Etanercept can pass into breast milk and may harm a nursing baby. You should not breast-feed while using this medicine.
How should I use etanercept?
Before you start treatment with etanercept, your doctor may perform tests to make sure you do not have an infection.
Etanercept is injected under the skin. You may be shown how to use injections at home. Do not give yourself this medicine if you do not understand how to use the injection and properly dispose of used needles and syringes.
You may need to mix etanercept with a liquid (diluent) before using it. If you are using the injections at home, be sure you understand how to properly mix and store the medication.
A child who weighs less than 138 pounds may not be able to use certain forms of etanercept. If a child is using this medicine, tell your doctor if the child has any changes in weight.
Your care provider will show you the best places on your body to inject etanercept. Do not inject into the same place two times in a row. Avoid injecting into skin that is bruised, tender, red, or hard.

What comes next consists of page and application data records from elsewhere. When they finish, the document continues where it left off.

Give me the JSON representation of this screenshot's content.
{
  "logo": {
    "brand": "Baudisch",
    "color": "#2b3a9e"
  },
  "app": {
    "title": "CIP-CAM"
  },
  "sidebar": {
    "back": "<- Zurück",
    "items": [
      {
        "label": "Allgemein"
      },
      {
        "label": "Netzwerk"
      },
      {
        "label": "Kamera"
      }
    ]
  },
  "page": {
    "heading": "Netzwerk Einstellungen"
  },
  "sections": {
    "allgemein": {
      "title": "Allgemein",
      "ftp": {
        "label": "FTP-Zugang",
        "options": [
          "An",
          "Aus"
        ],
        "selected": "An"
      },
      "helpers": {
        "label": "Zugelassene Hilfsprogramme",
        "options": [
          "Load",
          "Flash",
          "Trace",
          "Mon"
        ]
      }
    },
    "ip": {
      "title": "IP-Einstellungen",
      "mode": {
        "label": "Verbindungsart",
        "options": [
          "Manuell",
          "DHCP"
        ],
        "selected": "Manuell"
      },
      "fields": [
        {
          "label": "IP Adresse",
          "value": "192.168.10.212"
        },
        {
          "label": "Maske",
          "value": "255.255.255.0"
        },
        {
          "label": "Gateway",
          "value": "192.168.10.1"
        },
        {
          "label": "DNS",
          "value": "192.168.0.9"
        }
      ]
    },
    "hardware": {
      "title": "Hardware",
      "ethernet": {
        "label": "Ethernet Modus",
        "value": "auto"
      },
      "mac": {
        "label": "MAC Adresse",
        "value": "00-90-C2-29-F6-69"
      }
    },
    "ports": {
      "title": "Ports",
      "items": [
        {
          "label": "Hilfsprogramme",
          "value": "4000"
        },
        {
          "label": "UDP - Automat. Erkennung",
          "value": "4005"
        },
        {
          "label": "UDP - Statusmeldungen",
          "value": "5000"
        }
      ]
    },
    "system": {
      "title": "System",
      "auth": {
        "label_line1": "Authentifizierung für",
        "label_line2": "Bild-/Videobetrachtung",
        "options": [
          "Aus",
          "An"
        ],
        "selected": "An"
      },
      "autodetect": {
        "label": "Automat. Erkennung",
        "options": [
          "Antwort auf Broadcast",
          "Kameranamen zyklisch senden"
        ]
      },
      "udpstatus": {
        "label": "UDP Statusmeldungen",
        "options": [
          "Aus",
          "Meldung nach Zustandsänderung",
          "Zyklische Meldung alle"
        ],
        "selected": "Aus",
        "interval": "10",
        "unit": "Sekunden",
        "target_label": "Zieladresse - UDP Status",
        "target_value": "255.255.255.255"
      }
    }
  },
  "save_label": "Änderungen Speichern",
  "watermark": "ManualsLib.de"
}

You may have pain, redness, swelling, or warmth where the medicine was injected. Call your doctor if these symptoms continue for longer than 5 days.

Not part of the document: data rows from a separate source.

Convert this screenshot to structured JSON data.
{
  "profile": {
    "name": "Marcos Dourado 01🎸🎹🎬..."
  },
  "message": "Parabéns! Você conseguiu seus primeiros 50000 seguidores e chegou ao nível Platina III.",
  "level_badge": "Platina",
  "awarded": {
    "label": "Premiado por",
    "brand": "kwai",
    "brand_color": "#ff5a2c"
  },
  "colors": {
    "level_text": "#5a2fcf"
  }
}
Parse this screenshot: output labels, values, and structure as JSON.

Use a disposable needle and syringe only once. Follow any state or local laws about throwing away used needles and syringes. Use a puncture-proof "sharps" disposal container (ask your pharmacist where to get one and how to throw it away). Keep this container out of the reach of children and pets.
A single-use prefilled syringe or injection pen is for one use only. Throw away after one use, even if there is still some medicine left in it after injecting your dose.
Do not shake this medicine. Prepare your dose only when you are ready to give an injection. Do not use the medicine if it looks cloudy or has changed colors. Call your pharmacist for new medicine.
Etanercept can weaken your immune system. Your blood may need to be tested often.
If you have ever had hepatitis B, etanercept can cause this condition to come back or get worse. You will need frequent blood tests to check your liver function during treatment and for several months after you stop using this medicine.
If you need surgery, tell the surgeon ahead of time that you are using etanercept.
Store etanercept in its original carton in the refrigerator. Do not freeze. Do not use after the expiration date on the label has passed. After mixing etanercept with a diluent, store in the refrigerator and use within 14 days.
If you need to store etanercept at room temperature, protect the medicine from light and from extreme hot or cold temperatures. Once the medicine has reached room temperature, you should not put it back into the refrigerator.
Throw away any Enbrel not used within 14 days. Throw away any Erelzi not used within 28 days.
What happens if I miss a dose?
Call your doctor for instructions if you miss a dose of etanercept.
What happens if I overdose?
Seek emergency medical attention or call the Poison Help line at 1-800-222-1222.
What should I avoid while using etanercept?
Avoid being near people who are sick or have infections. Call your doctor for preventive treatment if you are exposed to chicken pox.
Do not receive a "live" vaccine while using etanercept. The vaccine may not work as well during this time, and may not fully protect you from disease. Live vaccines include measles, mumps, rubella (MMR), polio, rotavirus, typhoid, yellow fever, varicella (chickenpox), zoster (shingles), and nasal flu (influenza) vaccine.
What other drugs will affect etanercept?
Tell your doctor about all your current medicines and any you start or stop using, especially:
- abatacept (Orencia);
- anakinra (Kineret);
- cyclophosphamide (Cytoxan); or
- insulin or oral diabetes medicine.
This list is not complete. Other drugs may interact with etanercept, including prescription and over-the-counter medicines, vitamins, and herbal products. Not all possible interactions are listed in this medication guide.
Where can I get more information?
Your doctor or pharmacist can provide more information about etanercept.
Copyright 1996-2017 Cerner Multum, Inc. Version: 13.04. Revision Date: 2/8/2017.